The border area between Afghanistan and Pakistan is beset by an “increasingly capable syndicate operation” involving three main militant groups – Lashkar-e-Taiba (LET), the Haqqani network and Tehrik-e-Taliban Pakistan (TTP), Allen said. He warned that the toxic combination in this operational environment will be “especially dangerous” for Afghanistan as U.S. draws down its forces by the end of this year.
Moving forward, Munter, the U.S. ambassador to Pakistan from October 2013 to July 2012, urged that policymakers “demystify” views of Pakistan and determine with whom American leaders can work to develop a more coordinated and longer-term agenda in the region.
Disagreement over the approach to Pakistan in Washington over the years has hampered the ability at both ends to shape an effective strategy, the speakers at the USIP event agreed, leaving policy makers with a disparate and uncoordinated strategy and Pakistan at odds with violent military groups.
“We need to reassess what is possible in the post-2014 period,” Munter said. He called for realistic goals that do not “overburden” institutions and that are more focused on long-term impact, including engaging regional players such as India and Saudi Arabia.
Still, Lavoy highlighted points of progress in Pakistan. He argued that the military has successfully fought the insurgency in western Pakistan and that it has begun to integrate military technology against militants for more decisive operations, including using F-16s with night radar capabilities. Likewise, Pakistan has also made major improvements to its policing and legal infrastructure.
Ultimately, “throughout South Asia and all of these countries, the underlying patterns of incomplete nation building projects, weak states, fragile democracies and the primacy that governments put on conflict with other states over an emphasis on prosperity and peace” have created a unique climate for terrorism in South Asia, he said. This legacy will be reversed when South Asian states prioritize peace and prosperity over conflict, he said.

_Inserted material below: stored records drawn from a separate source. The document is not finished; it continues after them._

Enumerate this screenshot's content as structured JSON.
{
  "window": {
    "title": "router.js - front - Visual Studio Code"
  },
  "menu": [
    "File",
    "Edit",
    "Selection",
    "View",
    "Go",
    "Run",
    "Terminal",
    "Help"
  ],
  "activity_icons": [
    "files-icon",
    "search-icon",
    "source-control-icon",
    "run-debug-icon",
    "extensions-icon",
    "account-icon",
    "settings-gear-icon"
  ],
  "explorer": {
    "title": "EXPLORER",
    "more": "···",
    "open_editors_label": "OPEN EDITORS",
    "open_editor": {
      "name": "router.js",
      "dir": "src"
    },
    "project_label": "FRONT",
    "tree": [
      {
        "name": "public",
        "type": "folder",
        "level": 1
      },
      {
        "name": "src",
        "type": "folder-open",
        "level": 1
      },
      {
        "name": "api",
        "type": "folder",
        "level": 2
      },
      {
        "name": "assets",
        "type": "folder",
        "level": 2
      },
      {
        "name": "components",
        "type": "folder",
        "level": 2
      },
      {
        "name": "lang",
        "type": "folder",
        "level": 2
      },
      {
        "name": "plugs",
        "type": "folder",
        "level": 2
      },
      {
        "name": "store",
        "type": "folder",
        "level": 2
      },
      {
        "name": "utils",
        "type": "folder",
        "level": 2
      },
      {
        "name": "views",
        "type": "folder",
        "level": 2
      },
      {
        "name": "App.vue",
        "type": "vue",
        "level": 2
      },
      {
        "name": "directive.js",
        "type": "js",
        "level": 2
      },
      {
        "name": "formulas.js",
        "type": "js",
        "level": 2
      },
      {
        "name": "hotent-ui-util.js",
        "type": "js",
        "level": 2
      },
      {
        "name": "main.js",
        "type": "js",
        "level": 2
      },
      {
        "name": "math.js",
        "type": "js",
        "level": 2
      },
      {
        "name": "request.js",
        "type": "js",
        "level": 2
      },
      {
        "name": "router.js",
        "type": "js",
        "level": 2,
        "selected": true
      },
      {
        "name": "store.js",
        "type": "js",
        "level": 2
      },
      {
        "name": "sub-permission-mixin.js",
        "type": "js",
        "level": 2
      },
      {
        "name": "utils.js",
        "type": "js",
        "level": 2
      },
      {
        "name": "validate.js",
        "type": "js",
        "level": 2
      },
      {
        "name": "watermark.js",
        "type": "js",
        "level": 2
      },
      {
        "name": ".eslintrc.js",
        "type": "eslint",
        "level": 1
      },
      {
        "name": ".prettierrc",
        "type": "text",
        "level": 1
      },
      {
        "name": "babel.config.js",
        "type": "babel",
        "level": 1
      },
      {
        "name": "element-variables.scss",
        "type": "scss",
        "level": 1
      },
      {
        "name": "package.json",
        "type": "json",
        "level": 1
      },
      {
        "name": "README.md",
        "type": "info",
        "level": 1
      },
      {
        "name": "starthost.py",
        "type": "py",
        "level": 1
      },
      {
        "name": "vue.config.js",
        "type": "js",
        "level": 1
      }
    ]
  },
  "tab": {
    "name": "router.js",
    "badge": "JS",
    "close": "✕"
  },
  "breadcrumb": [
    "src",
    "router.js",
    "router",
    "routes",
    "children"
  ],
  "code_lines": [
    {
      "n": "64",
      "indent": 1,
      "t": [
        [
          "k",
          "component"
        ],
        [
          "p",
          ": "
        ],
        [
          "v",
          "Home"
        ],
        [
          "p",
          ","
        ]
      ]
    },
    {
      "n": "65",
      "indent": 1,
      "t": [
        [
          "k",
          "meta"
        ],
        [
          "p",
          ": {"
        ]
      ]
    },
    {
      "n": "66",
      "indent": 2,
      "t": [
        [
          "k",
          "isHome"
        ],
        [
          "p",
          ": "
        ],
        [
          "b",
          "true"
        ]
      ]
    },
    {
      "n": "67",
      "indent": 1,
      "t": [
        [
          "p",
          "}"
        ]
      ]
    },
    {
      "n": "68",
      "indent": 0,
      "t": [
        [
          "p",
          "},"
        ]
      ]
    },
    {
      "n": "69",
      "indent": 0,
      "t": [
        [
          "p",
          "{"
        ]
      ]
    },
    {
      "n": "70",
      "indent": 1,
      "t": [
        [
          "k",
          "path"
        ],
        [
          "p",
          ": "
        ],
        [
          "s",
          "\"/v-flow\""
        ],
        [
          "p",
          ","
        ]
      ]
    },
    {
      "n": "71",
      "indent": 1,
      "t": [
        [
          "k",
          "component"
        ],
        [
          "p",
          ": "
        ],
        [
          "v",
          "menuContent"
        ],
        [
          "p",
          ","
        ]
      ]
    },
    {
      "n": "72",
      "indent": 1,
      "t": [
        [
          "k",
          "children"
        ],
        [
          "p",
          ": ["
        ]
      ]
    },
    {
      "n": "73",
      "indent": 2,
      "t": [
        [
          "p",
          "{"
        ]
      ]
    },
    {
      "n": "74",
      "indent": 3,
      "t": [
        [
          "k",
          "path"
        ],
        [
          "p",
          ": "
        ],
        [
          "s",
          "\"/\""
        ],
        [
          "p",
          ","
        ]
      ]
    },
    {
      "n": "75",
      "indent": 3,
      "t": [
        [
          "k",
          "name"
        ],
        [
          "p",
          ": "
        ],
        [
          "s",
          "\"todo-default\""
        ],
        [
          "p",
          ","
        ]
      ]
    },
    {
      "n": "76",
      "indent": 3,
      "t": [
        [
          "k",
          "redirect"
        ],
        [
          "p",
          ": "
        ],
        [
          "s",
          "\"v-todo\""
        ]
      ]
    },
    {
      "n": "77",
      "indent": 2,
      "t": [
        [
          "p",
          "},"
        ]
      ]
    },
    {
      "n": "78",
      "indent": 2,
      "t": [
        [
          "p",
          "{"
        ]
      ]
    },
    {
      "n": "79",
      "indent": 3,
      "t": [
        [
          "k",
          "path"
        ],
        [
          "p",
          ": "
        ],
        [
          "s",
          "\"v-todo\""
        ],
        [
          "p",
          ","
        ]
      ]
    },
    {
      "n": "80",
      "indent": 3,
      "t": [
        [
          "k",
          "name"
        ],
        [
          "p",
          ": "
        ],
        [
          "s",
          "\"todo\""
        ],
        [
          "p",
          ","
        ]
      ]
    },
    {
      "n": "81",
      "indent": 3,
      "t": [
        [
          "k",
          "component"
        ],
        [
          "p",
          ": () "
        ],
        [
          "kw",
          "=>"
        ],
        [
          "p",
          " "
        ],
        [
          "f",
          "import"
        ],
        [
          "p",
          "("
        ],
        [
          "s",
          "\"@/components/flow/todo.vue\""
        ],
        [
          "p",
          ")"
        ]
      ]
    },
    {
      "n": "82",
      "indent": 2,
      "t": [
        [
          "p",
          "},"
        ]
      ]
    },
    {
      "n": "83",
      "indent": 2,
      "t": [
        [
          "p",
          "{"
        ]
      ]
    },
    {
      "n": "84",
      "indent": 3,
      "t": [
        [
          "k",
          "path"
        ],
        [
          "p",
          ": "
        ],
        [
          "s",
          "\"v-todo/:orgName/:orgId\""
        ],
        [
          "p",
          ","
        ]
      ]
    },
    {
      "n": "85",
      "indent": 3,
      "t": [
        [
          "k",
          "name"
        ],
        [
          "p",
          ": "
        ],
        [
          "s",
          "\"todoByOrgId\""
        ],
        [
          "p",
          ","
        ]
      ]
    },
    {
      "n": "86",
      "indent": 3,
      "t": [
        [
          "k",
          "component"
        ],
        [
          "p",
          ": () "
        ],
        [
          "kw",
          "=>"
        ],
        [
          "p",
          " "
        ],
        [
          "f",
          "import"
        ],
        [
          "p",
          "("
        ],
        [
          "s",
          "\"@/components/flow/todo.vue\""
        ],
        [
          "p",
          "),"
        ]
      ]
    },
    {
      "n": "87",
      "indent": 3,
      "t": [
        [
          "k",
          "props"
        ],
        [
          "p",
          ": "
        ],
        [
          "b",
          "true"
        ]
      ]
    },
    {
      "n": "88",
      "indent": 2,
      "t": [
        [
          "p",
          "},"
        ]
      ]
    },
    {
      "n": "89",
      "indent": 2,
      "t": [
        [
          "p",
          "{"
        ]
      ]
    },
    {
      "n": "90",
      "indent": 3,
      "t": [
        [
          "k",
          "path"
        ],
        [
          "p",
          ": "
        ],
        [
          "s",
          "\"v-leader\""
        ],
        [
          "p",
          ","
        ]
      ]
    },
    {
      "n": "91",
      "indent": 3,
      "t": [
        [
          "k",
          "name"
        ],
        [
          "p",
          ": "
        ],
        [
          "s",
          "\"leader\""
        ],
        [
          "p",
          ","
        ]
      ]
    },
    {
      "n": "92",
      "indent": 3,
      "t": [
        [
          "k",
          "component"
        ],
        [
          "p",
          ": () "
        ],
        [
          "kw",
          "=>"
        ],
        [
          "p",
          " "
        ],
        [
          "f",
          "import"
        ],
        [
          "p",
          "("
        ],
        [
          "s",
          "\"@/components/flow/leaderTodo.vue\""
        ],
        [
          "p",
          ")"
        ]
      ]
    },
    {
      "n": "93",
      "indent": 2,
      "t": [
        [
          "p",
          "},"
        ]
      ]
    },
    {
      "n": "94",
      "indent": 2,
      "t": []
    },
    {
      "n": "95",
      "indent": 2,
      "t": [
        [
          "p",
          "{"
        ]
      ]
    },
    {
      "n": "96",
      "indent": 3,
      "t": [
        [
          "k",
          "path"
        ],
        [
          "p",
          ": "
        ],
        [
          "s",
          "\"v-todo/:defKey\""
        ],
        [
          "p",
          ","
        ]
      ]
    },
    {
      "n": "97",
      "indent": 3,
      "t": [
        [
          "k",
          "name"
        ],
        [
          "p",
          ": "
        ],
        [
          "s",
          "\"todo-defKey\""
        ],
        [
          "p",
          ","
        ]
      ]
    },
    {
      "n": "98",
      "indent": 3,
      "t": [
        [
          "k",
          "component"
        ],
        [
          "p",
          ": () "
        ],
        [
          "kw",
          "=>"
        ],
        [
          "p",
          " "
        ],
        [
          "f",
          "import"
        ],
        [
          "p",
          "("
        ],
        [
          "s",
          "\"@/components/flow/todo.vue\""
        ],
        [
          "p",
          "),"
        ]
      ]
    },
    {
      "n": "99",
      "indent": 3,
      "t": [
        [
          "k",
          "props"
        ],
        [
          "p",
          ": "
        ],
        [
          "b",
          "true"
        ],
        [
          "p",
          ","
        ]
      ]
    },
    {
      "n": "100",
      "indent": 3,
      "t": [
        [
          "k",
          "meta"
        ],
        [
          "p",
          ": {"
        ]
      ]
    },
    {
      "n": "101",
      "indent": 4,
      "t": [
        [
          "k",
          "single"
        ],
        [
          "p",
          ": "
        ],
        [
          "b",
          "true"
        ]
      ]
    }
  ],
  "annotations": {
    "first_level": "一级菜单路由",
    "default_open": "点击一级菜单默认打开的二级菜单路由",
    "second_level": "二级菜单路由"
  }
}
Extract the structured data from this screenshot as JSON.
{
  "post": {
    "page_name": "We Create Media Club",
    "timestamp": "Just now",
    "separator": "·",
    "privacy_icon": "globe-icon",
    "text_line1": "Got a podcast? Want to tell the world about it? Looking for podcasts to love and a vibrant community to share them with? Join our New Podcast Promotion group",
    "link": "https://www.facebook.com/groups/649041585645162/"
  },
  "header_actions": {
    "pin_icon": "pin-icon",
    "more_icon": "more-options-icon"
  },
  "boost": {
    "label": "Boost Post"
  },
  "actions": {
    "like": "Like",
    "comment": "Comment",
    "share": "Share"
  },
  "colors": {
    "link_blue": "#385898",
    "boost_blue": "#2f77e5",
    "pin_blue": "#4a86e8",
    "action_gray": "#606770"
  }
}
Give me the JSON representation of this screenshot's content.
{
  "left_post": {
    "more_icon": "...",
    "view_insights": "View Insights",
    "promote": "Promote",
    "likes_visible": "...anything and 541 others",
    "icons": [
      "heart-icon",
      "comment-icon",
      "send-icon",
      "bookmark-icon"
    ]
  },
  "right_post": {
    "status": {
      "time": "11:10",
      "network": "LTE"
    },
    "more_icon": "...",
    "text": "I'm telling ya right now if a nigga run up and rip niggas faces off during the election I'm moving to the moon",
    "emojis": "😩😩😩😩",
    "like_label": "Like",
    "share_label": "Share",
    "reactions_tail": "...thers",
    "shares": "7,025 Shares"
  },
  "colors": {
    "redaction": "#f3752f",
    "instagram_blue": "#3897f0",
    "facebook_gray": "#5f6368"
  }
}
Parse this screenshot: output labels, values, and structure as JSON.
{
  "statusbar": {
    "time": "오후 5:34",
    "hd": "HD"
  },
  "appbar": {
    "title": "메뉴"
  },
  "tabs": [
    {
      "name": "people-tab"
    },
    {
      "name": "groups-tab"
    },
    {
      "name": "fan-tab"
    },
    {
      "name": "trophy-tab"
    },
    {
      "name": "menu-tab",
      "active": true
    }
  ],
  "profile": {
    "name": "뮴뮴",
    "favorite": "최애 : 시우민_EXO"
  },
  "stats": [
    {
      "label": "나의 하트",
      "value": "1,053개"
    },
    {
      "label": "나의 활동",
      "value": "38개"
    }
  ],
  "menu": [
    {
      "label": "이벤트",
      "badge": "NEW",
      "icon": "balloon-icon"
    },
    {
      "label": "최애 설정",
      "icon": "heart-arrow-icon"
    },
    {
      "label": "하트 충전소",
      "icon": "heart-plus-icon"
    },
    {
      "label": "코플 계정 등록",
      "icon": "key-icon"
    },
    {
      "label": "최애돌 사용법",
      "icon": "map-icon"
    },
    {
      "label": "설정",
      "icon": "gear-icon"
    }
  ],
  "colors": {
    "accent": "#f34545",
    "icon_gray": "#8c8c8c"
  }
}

Amy Calfas is an administrative assistant in USIP’s Center for South and Central Asia.